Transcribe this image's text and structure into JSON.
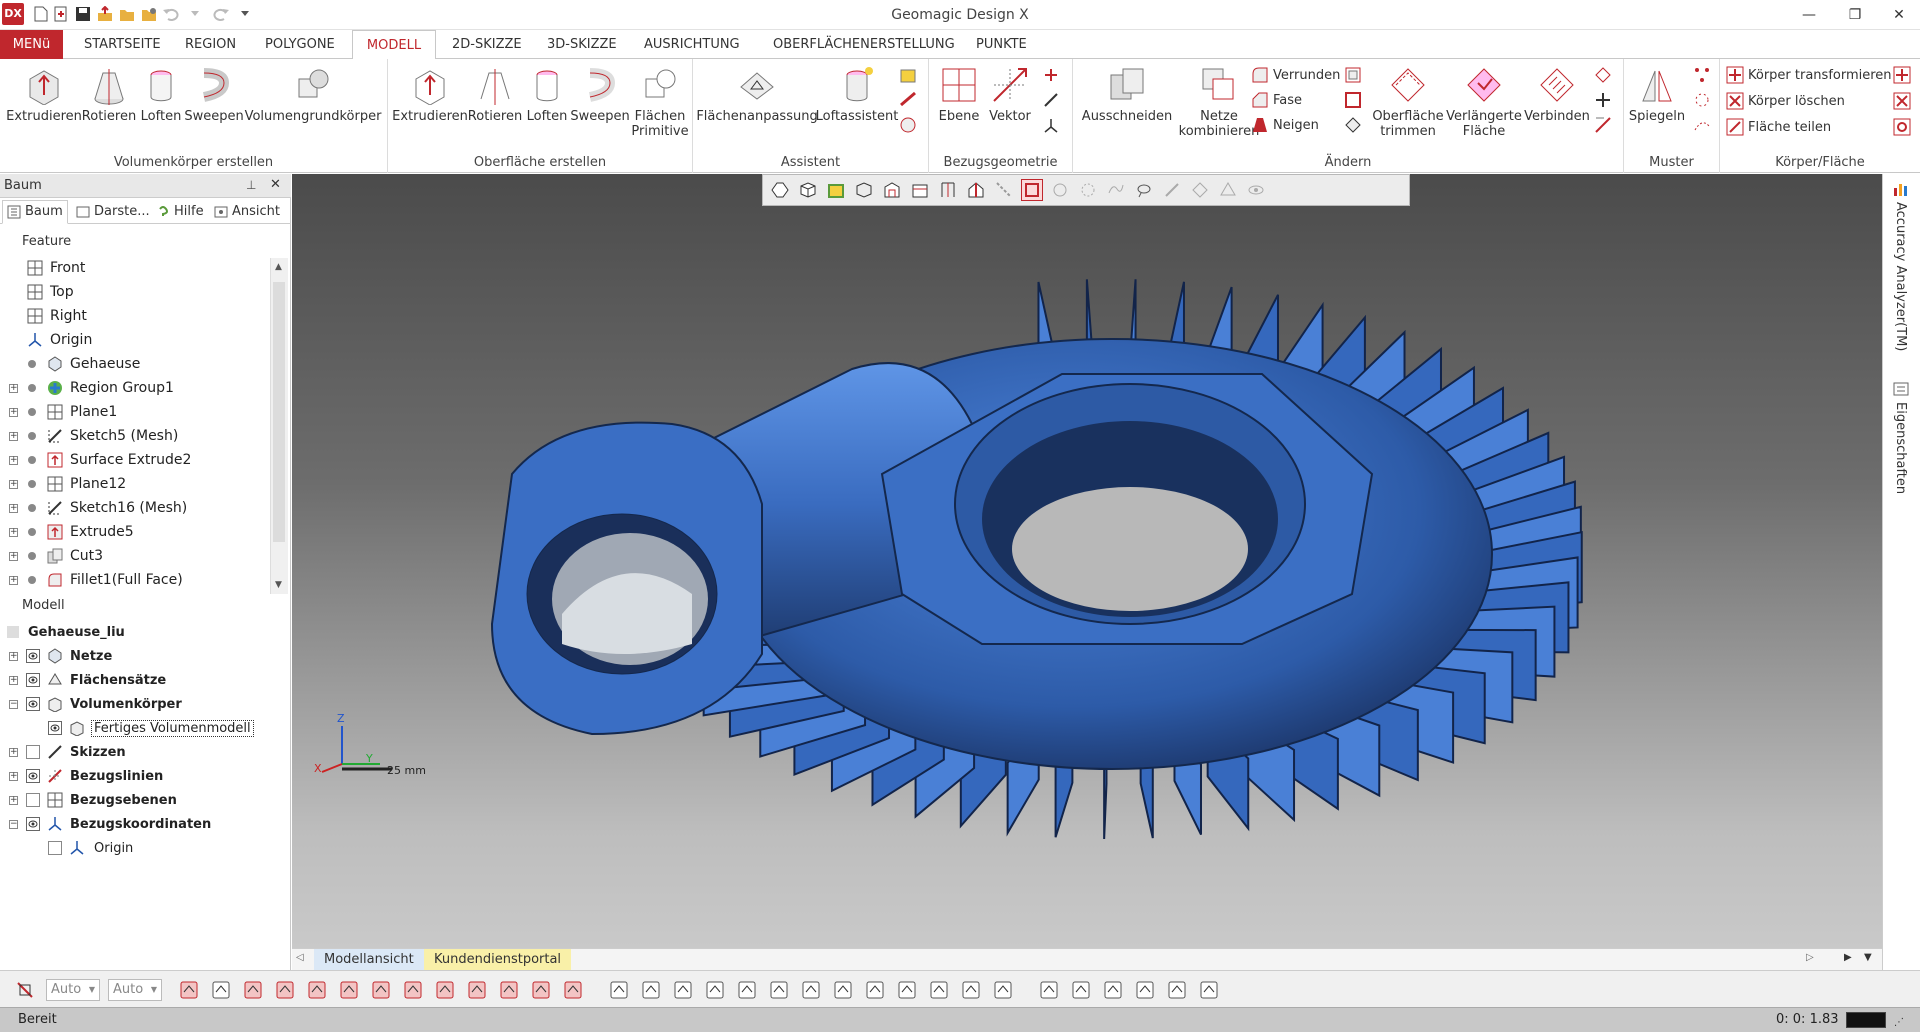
{
  "window": {
    "title": "Geomagic Design X",
    "app_icon": "DX"
  },
  "ribbon_tabs": [
    "MENü",
    "STARTSEITE",
    "REGION",
    "POLYGONE",
    "MODELL",
    "2D-SKIZZE",
    "3D-SKIZZE",
    "AUSRICHTUNG",
    "OBERFLÄCHENERSTELLUNG",
    "PUNKTE"
  ],
  "active_tab": "MODELL",
  "ribbon": {
    "g1": {
      "label": "Volumenkörper erstellen",
      "b": [
        "Extrudieren",
        "Rotieren",
        "Loften",
        "Sweepen",
        "Volumengrundkörper"
      ]
    },
    "g2": {
      "label": "Oberfläche erstellen",
      "b": [
        "Extrudieren",
        "Rotieren",
        "Loften",
        "Sweepen",
        "Flächen",
        "Primitive"
      ]
    },
    "g3": {
      "label": "Assistent",
      "b": [
        "Flächenanpassung",
        "Loftassistent"
      ]
    },
    "g4": {
      "label": "Bezugsgeometrie",
      "b": [
        "Ebene",
        "Vektor"
      ]
    },
    "g5": {
      "label": "Ändern",
      "b": [
        "Ausschneiden",
        "Netze",
        "kombinieren",
        "Verrunden",
        "Fase",
        "Neigen",
        "Oberfläche",
        "trimmen",
        "Verlängerte",
        "Fläche",
        "Verbinden"
      ]
    },
    "g6": {
      "label": "Muster",
      "b": [
        "Spiegeln"
      ]
    },
    "g7": {
      "label": "Körper/Fläche",
      "b": [
        "Körper transformieren",
        "Körper löschen",
        "Fläche teilen"
      ]
    }
  },
  "panel": {
    "title": "Baum",
    "tabs": [
      "Baum",
      "Darste...",
      "Hilfe",
      "Ansicht"
    ],
    "feature_label": "Feature",
    "features": [
      "Front",
      "Top",
      "Right",
      "Origin",
      "Gehaeuse",
      "Region Group1",
      "Plane1",
      "Sketch5 (Mesh)",
      "Surface Extrude2",
      "Plane12",
      "Sketch16 (Mesh)",
      "Extrude5",
      "Cut3",
      "Fillet1(Full Face)"
    ],
    "model_label": "Modell",
    "model": [
      "Gehaeuse_liu",
      "Netze",
      "Flächensätze",
      "Volumenkörper",
      "Fertiges Volumenmodell",
      "Skizzen",
      "Bezugslinien",
      "Bezugsebenen",
      "Bezugskoordinaten",
      "Origin"
    ]
  },
  "viewport": {
    "scale_label": "25 mm",
    "axis": [
      "Z",
      "Y",
      "X"
    ],
    "tabs": [
      "Modellansicht",
      "Kundendienstportal"
    ]
  },
  "right_tabs": [
    "Accuracy Analyzer(TM)",
    "Eigenschaften"
  ],
  "bottom": {
    "combo1": "Auto",
    "combo2": "Auto"
  },
  "status": {
    "text": "Bereit",
    "coord": "0: 0: 1.83"
  },
  "colors": {
    "accent": "#c0272d",
    "model_blue": "#3b6fc4"
  }
}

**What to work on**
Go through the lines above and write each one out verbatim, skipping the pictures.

**Solution to this task**
Transcribe this image's text and structure into JSON.
{
  "window": {
    "title": "Geomagic Design X",
    "app_icon": "DX"
  },
  "ribbon_tabs": [
    "MENü",
    "STARTSEITE",
    "REGION",
    "POLYGONE",
    "MODELL",
    "2D-SKIZZE",
    "3D-SKIZZE",
    "AUSRICHTUNG",
    "OBERFLÄCHENERSTELLUNG",
    "PUNKTE"
  ],
  "active_tab": "MODELL",
  "ribbon": {
    "g1": {
      "label": "Volumenkörper erstellen",
      "b": [
        "Extrudieren",
        "Rotieren",
        "Loften",
        "Sweepen",
        "Volumengrundkörper"
      ]
    },
    "g2": {
      "label": "Oberfläche erstellen",
      "b": [
        "Extrudieren",
        "Rotieren",
        "Loften",
        "Sweepen",
        "Flächen",
        "Primitive"
      ]
    },
    "g3": {
      "label": "Assistent",
      "b": [
        "Flächenanpassung",
        "Loftassistent"
      ]
    },
    "g4": {
      "label": "Bezugsgeometrie",
      "b": [
        "Ebene",
        "Vektor"
      ]
    },
    "g5": {
      "label": "Ändern",
      "b": [
        "Ausschneiden",
        "Netze",
        "kombinieren",
        "Verrunden",
        "Fase",
        "Neigen",
        "Oberfläche",
        "trimmen",
        "Verlängerte",
        "Fläche",
        "Verbinden"
      ]
    },
    "g6": {
      "label": "Muster",
      "b": [
        "Spiegeln"
      ]
    },
    "g7": {
      "label": "Körper/Fläche",
      "b": [
        "Körper transformieren",
        "Körper löschen",
        "Fläche teilen"
      ]
    }
  },
  "panel": {
    "title": "Baum",
    "tabs": [
      "Baum",
      "Darste...",
      "Hilfe",
      "Ansicht"
    ],
    "feature_label": "Feature",
    "features": [
      "Front",
      "Top",
      "Right",
      "Origin",
      "Gehaeuse",
      "Region Group1",
      "Plane1",
      "Sketch5 (Mesh)",
      "Surface Extrude2",
      "Plane12",
      "Sketch16 (Mesh)",
      "Extrude5",
      "Cut3",
      "Fillet1(Full Face)"
    ],
    "model_label": "Modell",
    "model": [
      "Gehaeuse_liu",
      "Netze",
      "Flächensätze",
      "Volumenkörper",
      "Fertiges Volumenmodell",
      "Skizzen",
      "Bezugslinien",
      "Bezugsebenen",
      "Bezugskoordinaten",
      "Origin"
    ]
  },
  "viewport": {
    "scale_label": "25 mm",
    "axis": [
      "Z",
      "Y",
      "X"
    ],
    "tabs": [
      "Modellansicht",
      "Kundendienstportal"
    ]
  },
  "right_tabs": [
    "Accuracy Analyzer(TM)",
    "Eigenschaften"
  ],
  "bottom": {
    "combo1": "Auto",
    "combo2": "Auto"
  },
  "status": {
    "text": "Bereit",
    "coord": "0: 0: 1.83"
  },
  "colors": {
    "accent": "#c0272d",
    "model_blue": "#3b6fc4"
  }
}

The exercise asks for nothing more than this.